Ólafur Arnalds ‘Island Songs’

Ólafur Arnalds ‘Island Songs’

Ólafur Arnalds is an Icelandic multi-instrumentalist and producer.  His usual style, a mixture of strings and piano with electronic beats and synths, creates a crossover from ambient electronic to a more mainstream pop feel.  However in the album ‘Island Songs’ he has stripped it right back to just the organic sound of strings, various keyboard instruments and voice.

‘Island Songs’ was a project Arnalds took on in 2016 as a homage to his homeland, Iceland and the people whom he takes inspiration from.  Recorded over 7 weeks in 7 very different small towns across Iceland, using all local musicians, he has created an album which perfectly reflects the island's monochromatic beauty.  All seven tracks, seemingly similar and beautifully sparse, are paired with a simple but breathtaking film clip of the live performance filmed by Baldvin Z, each a magical moment in time.

A highlight of the album for me is the week 6 recording ‘Particles.’  The only track to have a lead vocal, Nanna Bryndís Hilmarsdóttir from Of Monsters and Men graces it with her unique yet familiar voice.  ‘Particles’ is set in the town of Garður on the Reykjanes peninsula, where Nanna is from, performed inside one of the two lighthouses (I have no idea how they got that piano in there!).  Nanna describes Garður as a quiet place with not much to do which inspired her creativity, “When I go back to Garður I get the same feeling of tranquility and vulnerability that comes with being a kid,” which kind of describes the feeling that this song evokes.

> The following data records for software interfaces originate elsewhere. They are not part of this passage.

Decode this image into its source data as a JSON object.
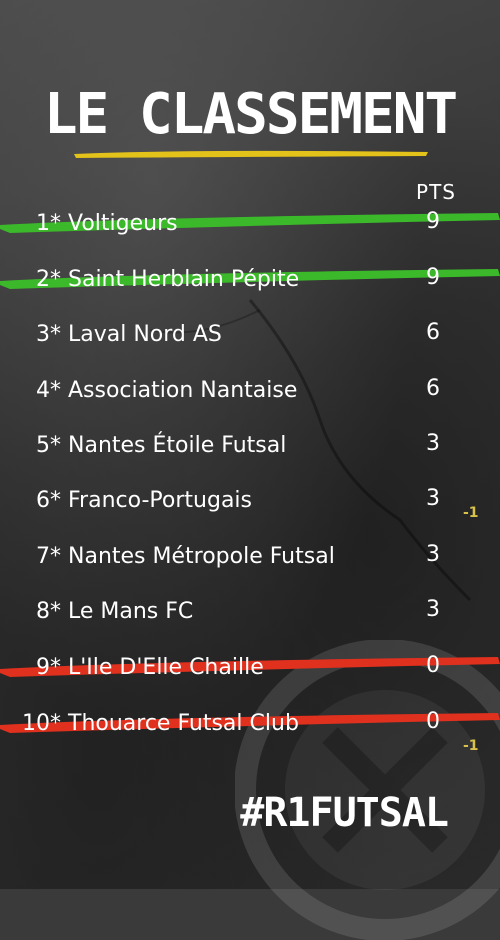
{
  "header": {
    "title": "LE CLASSEMENT",
    "pts_label": "PTS"
  },
  "rows": [
    {
      "rank": "1*",
      "team": "Voltigeurs",
      "pts": "9",
      "highlight": "green"
    },
    {
      "rank": "2*",
      "team": "Saint Herblain Pépite",
      "pts": "9",
      "highlight": "green"
    },
    {
      "rank": "3*",
      "team": "Laval Nord AS",
      "pts": "6",
      "highlight": "none"
    },
    {
      "rank": "4*",
      "team": "Association Nantaise",
      "pts": "6",
      "highlight": "none"
    },
    {
      "rank": "5*",
      "team": "Nantes Étoile Futsal",
      "pts": "3",
      "highlight": "none"
    },
    {
      "rank": "6*",
      "team": "Franco-Portugais",
      "pts": "3",
      "highlight": "none",
      "note": "-1"
    },
    {
      "rank": "7*",
      "team": "Nantes Métropole Futsal",
      "pts": "3",
      "highlight": "none"
    },
    {
      "rank": "8*",
      "team": "Le Mans FC",
      "pts": "3",
      "highlight": "none"
    },
    {
      "rank": "9*",
      "team": "L'Ile D'Elle Chaille",
      "pts": "0",
      "highlight": "red"
    },
    {
      "rank": "10*",
      "team": "Thouarce Futsal Club",
      "pts": "0",
      "highlight": "red",
      "note": "-1"
    }
  ],
  "footer": {
    "hashtag": "#R1FUTSAL"
  },
  "colors": {
    "green": "#3cb82b",
    "red": "#e0301e",
    "yellow": "#e3c21a",
    "note": "#d8c24a"
  }
}
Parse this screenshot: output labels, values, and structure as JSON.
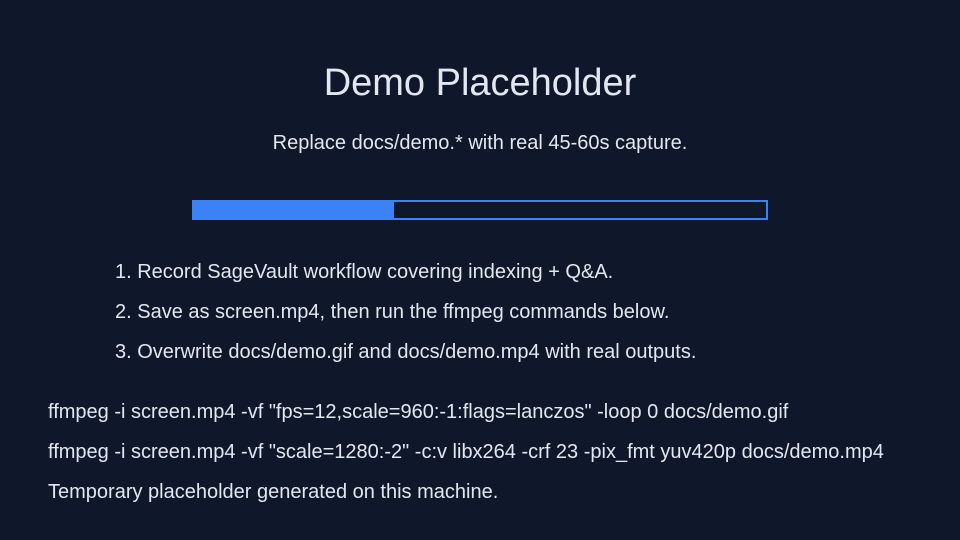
{
  "title": "Demo Placeholder",
  "subtitle": "Replace docs/demo.* with real 45-60s capture.",
  "progress": {
    "fraction": 0.35,
    "track_color": "#3b82f6",
    "fill_color": "#3b82f6"
  },
  "steps": [
    "1. Record SageVault workflow covering indexing + Q&A.",
    "2. Save as screen.mp4, then run the ffmpeg commands below.",
    "3. Overwrite docs/demo.gif and docs/demo.mp4 with real outputs."
  ],
  "commands": [
    "ffmpeg -i screen.mp4 -vf \"fps=12,scale=960:-1:flags=lanczos\" -loop 0 docs/demo.gif",
    "ffmpeg -i screen.mp4 -vf \"scale=1280:-2\" -c:v libx264 -crf 23 -pix_fmt yuv420p docs/demo.mp4"
  ],
  "footer": "Temporary placeholder generated on this machine.",
  "colors": {
    "background": "#0f172a",
    "text": "#e2e8f0",
    "accent": "#3b82f6"
  }
}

Overall ‘Island Songs’ is a beautiful project which really gives you an accurate sense of Icelandic music, landscapes and the community of musicians within.  It does have an overall melancholic feel to it so if you are feeling the need to immerse yourself in half an hour of emotional music therapy I highly recommend - good for stressful public transport situations!

Link: http://www.islandsongs.is/

Words by Sheri Quirk.

Josh Kreusler - Foxymorons

Josh Kreusler - Foxymorons

Using the metronome and developing internal rhythm

Using the metronome and developing internal rhythm